Introduction / History
The So live along both banks of the Mekong River in Thailand and Laos. This is a rugged mountain region with many dense tropical forests. The Lao-Thai name So ("elder brother") refers to the fact that the So were present in this area long before their "younger brothers," the Lao. The So are bilingual, speaking So (a Mon-Khmer language) in their homes and Lao in social settings.
It is said that the Mon Khmer-speaking tribes were the original settlers of this region. However, they were pushed out of the best lands in the early centuries A.D. by Thai-speaking peoples. About 400 years ago, the Thai-speakers forced the So to leave their homes and re-settle on the banks of the Mekong River. They gradually adapted to the lifestyles of the Thai and the Lao. In recent years, Laos has been the location of numerous battles. It has also been the object of political competition among China, Russia, and Vietnam. Recurring warfare and forced relocation has disrupted the lives of the So.
What are their lives like?
The So of Laos are primarily farmers. They cultivate a wide variety of crops, such as rice, fruit, and vegetables, for both consumption and trade. They are poorer than most of the surrounding ethnic groups and are therefore dependent on the Lao for many goods and services. The villagers also frequently meet with the Thai to trade meat and vegetables for necessary items such as clothing and salt.
Over the years, the So began adopting the practices of the surrounding peoples, especially the Thai and Lao. This brought on many significant changes within their culture. For example, they no longer use their traditional farming methods of burning and clearing plots. Instead, they grow wet-rice on terraced plots, which is the agricultural method of the Thai. They also raise their cattle and till their fields much like the Lao. The fields are prepared with plows drawn by buffalo or oxen. In addition, fishing and hunting have become important activities.
Such things as traditional dress, language, educational methods, housing, and public administration have also changed over the years. Only a few distinctive, cultural characteristics have remained, such as the silk scarves worn by the So women around a bun of hair at their necks.
Among the So, the village is considered the most significant political unit of society. Each village is led by a headman, and each family is led by the father. A young married couple may live with the bride's family until they are able to establish their own home. The So typically live in thatch roof bamboo houses built on stilts. They are not known to be clean people, but rather dirty and disorderly.
What are their beliefs?
Buddhism was introduced into Thailand in 329 B.C.; and today, most of the So profess to be Buddhist. However, most of them have mixed elements of Buddhism with their traditional animistic beliefs (belief that non-living objects have spirits). They often seek help through supernatural spirits and objects. Ancestor worship (praying to deceased ancestors for provision and guidance) is also common. The ancestral spirits are thought to cause illnesses if they are not appeased. Families usually have small altars near their homes where sacrifices and offerings are made to the spirits. The people also believe that each village has a guardian spirit, as well as various spirits that are linked to the elements of nature.
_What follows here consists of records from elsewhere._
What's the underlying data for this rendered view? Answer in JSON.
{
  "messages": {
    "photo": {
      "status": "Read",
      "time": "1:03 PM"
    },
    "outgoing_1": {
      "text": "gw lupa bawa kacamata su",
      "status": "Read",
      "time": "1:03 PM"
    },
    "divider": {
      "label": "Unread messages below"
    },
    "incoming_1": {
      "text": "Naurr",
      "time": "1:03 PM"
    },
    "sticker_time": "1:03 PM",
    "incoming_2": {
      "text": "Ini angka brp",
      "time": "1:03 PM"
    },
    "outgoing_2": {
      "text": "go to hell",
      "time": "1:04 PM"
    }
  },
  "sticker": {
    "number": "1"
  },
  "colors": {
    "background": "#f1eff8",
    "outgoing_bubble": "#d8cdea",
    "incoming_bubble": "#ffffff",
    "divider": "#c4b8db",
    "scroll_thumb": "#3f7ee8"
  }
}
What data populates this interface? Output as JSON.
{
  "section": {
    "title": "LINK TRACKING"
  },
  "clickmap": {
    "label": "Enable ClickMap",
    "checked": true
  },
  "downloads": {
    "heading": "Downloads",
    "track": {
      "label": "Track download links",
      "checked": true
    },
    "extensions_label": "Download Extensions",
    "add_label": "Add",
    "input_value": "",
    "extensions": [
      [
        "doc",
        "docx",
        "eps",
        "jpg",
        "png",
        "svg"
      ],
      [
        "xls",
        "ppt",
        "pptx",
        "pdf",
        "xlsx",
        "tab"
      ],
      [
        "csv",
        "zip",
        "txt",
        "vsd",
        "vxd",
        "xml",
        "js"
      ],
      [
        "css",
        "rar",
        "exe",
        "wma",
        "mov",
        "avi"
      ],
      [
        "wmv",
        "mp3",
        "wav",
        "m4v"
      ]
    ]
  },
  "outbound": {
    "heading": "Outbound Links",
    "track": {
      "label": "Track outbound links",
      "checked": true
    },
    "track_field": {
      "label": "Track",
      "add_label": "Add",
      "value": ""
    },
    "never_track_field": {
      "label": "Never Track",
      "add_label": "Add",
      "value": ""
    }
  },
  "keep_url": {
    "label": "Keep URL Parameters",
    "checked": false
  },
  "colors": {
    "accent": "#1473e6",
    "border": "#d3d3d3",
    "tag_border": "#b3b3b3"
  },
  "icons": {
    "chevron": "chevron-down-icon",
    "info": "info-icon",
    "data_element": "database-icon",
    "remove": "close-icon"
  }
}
What are their needs?
The area where the So live is often affected by destructive floods. Due to the crop losses in 1996, there is a projected food shortage that will greatly affect the rural population. Food aid and basic relief items are needed.
Many of the fields in this area are laden with cluster bomblets that were dropped by U.S. warplanes during Vietnam War. The villagers need God's protection over them as they work daily in the fields. Medical help, especially with prosthesis and physical therapy, is needed. Perhaps these needs will provide opportunities for Christian medical missionaries to gain access to the So.
* Pray that God will give missions agencies in Laos fresh strategies for reaching the So with the Gospel.
* Ask the Lord to call Christian medical teams and humanitarian aid workers to go to Laos and live among the So.
* Pray that God will protect the So from the destructive floods in their region.
* Ask God to strengthen, encourage, and protect the few known So Christians.
* Pray that the So believers will have opportunities to share the Gospel with their own people.
* Ask God to call forth prayer teams who will begin breaking up the soil through worship and intercession.
* Ask the Lord to raise up strong local churches among the So.